__WHAT THE EXERCISE ASKS__
Copy out each line of the listing below in which the string "this" occurs.
[Start of section]
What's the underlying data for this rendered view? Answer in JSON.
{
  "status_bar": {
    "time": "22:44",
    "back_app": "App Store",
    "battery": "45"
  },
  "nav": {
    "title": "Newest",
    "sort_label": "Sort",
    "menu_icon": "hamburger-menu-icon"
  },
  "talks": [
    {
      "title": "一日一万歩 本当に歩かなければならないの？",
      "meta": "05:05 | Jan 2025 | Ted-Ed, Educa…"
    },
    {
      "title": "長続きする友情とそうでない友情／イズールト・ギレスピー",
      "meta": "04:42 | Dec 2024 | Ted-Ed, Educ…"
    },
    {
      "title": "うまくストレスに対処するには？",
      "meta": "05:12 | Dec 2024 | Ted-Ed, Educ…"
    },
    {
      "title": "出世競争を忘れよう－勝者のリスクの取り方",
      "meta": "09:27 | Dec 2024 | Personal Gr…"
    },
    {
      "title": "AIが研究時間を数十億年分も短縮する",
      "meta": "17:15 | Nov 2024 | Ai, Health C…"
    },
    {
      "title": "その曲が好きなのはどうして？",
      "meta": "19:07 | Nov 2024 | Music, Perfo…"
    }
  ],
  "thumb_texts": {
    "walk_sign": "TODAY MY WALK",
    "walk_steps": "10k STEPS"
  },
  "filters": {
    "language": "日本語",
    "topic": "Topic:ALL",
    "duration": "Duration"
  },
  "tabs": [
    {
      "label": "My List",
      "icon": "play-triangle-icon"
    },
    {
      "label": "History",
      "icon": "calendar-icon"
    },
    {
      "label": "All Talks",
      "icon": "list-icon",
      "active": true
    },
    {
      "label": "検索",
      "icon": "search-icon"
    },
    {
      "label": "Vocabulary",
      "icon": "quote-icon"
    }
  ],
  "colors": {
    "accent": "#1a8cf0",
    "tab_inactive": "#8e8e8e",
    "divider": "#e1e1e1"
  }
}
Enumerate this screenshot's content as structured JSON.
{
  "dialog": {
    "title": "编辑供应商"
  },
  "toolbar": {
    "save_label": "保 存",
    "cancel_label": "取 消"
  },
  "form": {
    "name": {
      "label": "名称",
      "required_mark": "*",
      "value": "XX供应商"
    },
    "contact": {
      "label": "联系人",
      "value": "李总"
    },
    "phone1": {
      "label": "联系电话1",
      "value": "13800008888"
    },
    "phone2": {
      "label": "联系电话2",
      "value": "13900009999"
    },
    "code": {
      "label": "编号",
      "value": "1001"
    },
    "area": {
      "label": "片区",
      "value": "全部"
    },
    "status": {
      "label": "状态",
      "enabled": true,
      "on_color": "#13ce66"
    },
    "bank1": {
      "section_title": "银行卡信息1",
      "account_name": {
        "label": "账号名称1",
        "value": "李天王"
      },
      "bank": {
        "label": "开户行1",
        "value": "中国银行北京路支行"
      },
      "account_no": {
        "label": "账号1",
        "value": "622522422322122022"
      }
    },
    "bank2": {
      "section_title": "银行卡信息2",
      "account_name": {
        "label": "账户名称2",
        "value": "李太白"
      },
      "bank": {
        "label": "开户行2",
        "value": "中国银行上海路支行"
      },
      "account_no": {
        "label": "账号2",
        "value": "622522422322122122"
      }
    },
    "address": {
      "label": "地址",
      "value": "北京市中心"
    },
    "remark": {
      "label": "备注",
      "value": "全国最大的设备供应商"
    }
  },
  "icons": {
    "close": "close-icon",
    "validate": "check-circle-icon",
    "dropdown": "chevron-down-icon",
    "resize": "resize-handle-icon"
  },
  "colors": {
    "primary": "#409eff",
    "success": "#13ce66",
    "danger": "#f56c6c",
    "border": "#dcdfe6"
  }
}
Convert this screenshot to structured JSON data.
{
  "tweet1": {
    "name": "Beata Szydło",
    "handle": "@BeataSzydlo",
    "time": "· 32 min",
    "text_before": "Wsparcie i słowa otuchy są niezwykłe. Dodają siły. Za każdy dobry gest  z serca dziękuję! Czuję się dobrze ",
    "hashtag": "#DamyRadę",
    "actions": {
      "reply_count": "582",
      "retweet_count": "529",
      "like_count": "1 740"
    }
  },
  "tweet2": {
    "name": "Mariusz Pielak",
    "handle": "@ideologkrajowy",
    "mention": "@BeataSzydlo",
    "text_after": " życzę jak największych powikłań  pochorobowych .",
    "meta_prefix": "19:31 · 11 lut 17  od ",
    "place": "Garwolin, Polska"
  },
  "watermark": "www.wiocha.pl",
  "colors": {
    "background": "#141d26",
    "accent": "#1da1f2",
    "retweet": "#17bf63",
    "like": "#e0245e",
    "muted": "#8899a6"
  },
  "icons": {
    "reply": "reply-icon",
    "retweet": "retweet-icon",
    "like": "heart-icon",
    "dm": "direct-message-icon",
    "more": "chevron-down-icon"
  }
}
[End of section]
__YOUR RESPONSE__
What's the underlying data for this rendered view? Answer in JSON.
Enumerate this screenshot's content as structured JSON.
Convert this screenshot to structured JSON data.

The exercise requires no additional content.